In the Moral Problems philosophy course that I teach I have my students read a speech given on July 4th, 1852 by ex-slave and abolitionist Frederick Douglass in Rochester, New York. The reason behind this is to challenge their ability to think critically. I first make sure that they understand the context of the moment for Douglass. He was an escaped slave who had his freedom purchased for him by Europeans who met him and valued him as a person of worth. Oh, and this was eight years before the Civil War would severely impact America. There are many ways of doing this, but sometimes an effective way is just to put things in front of them and see what their response is. Now, I am aware that the demographic of my students at SUNY Plattsburgh will generate a different response than if I was teaching at historically black Howard University or Hispanic serving New Mexico State University. The reality of my student population in this 50 seat course is largely racially white. Their reaction to the article, and the reactions of other students also asked to read this article in my Examining Diversity through Film course and African American Culture course are not dissimilar.
At the speech Douglass asks what should be an obvious question, but an overwhelming majority of my students admit to never registering a thought anywhere near Douglass’ question. His question and the name of the speech he gave that day is “What to the Slave is the 4th of July? Now, before you read further, ponder that question for a moment! Seriously, indulge me and push away from the computer for a moment and truly reflect on your thoughts about that question.
In the speech Douglass says: “as a people, Americans are remarkably familiar with all facts which make in their own favor. This is esteemed by some as a national trait—perhaps a national weakness.”
Douglass also states: “We have to do with the past only as we can make it useful to the present and to the future.”

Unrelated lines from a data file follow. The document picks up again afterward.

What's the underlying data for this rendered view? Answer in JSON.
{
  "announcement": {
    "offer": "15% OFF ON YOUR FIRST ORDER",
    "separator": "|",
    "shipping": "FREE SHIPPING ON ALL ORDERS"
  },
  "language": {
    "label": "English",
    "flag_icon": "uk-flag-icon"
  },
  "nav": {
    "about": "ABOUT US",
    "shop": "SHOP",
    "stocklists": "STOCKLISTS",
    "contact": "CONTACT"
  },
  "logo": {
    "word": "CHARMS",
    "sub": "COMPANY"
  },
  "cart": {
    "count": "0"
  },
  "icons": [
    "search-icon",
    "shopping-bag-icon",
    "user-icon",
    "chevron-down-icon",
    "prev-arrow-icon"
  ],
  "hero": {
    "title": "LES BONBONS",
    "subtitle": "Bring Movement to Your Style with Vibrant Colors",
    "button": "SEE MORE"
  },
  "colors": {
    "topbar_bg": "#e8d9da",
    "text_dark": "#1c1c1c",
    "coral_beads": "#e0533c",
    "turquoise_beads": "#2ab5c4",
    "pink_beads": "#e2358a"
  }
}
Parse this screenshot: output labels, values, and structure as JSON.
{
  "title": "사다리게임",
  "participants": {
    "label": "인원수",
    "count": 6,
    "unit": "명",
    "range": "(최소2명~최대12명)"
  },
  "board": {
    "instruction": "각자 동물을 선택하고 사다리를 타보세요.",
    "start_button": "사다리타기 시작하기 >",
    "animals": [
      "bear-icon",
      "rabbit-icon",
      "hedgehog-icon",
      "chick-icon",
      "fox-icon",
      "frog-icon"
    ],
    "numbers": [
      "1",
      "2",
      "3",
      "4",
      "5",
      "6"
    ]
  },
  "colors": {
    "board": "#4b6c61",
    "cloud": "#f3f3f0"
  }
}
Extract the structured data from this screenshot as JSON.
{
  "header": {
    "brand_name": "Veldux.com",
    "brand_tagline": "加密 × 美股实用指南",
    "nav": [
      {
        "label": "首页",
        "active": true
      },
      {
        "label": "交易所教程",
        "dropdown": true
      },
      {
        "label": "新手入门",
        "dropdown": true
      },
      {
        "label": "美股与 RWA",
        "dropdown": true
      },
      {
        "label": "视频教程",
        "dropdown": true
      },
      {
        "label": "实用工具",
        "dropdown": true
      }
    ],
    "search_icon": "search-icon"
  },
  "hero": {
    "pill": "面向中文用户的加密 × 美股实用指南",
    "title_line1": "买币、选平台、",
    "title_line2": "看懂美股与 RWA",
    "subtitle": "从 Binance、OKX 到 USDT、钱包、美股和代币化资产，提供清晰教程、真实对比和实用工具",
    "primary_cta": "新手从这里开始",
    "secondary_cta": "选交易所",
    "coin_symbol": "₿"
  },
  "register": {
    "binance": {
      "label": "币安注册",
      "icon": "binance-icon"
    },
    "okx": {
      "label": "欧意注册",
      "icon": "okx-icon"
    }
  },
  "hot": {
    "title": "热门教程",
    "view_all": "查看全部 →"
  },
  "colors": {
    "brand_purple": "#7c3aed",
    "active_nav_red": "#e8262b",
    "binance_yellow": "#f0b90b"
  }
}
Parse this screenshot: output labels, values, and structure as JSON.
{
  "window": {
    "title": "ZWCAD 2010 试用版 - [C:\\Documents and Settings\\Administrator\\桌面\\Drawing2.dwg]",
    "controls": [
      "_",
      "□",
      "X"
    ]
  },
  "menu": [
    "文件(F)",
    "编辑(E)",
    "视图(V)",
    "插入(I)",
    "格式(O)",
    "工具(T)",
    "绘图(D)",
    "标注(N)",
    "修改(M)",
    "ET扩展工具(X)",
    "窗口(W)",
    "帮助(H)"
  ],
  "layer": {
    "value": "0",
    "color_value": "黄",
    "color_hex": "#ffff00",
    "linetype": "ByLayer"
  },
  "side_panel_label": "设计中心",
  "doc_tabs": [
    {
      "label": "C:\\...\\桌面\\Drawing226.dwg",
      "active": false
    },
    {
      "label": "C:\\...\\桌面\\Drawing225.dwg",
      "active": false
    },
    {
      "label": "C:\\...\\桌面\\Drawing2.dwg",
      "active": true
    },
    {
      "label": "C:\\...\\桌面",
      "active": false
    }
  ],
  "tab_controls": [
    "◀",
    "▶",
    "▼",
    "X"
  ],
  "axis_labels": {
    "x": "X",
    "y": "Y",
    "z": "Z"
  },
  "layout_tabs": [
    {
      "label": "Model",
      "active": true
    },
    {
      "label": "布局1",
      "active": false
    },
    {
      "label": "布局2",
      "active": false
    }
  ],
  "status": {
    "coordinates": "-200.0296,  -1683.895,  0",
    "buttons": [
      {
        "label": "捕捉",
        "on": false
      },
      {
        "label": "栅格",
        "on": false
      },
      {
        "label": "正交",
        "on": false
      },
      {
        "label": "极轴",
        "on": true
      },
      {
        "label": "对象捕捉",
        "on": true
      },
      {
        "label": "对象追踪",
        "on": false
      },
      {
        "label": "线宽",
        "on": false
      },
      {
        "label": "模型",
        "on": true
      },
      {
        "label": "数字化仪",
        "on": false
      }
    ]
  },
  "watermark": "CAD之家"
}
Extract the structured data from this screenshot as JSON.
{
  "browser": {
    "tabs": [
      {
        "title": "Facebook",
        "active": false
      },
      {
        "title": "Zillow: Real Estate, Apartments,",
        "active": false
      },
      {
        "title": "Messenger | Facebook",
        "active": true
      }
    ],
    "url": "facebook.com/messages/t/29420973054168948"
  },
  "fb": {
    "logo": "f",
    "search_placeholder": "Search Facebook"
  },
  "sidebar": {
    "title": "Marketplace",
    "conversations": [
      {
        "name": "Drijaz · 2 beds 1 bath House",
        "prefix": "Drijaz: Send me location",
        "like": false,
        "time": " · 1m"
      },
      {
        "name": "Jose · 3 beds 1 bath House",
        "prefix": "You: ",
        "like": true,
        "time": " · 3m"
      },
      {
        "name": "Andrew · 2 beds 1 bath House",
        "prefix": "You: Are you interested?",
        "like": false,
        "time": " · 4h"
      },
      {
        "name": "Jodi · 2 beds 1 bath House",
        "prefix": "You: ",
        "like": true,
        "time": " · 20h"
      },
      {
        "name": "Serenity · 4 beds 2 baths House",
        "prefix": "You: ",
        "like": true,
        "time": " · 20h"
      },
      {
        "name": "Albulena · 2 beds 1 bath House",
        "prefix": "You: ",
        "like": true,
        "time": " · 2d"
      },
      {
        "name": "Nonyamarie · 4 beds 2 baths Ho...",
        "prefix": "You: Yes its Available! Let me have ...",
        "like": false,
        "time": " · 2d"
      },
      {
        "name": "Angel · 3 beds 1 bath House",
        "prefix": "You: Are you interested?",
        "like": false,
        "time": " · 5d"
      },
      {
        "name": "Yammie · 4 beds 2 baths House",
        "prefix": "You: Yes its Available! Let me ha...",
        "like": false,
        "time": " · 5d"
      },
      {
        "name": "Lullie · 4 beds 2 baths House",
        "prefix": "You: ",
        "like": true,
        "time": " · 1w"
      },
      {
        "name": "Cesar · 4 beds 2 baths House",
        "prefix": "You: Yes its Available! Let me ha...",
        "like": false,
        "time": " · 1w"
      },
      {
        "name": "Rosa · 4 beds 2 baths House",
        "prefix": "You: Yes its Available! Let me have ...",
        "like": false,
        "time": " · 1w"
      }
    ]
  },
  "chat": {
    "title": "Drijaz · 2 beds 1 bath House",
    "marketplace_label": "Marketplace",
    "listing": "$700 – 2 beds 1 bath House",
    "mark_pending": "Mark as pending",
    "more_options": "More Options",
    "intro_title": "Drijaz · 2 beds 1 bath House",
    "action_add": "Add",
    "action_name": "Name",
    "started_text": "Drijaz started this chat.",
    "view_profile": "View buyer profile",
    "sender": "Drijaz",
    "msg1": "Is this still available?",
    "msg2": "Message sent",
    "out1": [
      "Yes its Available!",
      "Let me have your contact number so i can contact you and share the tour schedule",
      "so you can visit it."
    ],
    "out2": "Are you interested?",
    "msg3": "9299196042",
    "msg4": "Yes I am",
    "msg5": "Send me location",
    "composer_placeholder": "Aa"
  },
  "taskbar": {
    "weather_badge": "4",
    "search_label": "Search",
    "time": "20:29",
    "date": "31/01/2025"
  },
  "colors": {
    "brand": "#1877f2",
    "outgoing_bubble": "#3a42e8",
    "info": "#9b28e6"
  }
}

And lastly, and perhaps most importantly relative to the title of this speech, Douglass stated: “I am not included within the pale of this glorious anniversary! Your high independence only reveals the immeasurable distance between us. The blessings in which you, this day, rejoice, are not enjoyed in common….The sunlight that brought light and healing to you, has brought stripes and death to me. This Fourth of July is yours, not mine. You may rejoice, I must mourn. To drag a man in [chains] into the grand illuminated temple of liberty, and call upon him to join you in joyous anthems, were inhuman mockery and sacrilegious irony. Do you mean, citizens, to mock me, by asking me to speak to-day?”
• What type of response to this article do you think the students had?
• What is your response to the article? What may be some of the current day societal implications of the perpetuation of this historical inconsideration?
• What other aspects of so-called American culture, or the so-called American Way, may be a bit awkward, somewhat inconsiderate, or down right offensive to other groups in the United States, and why?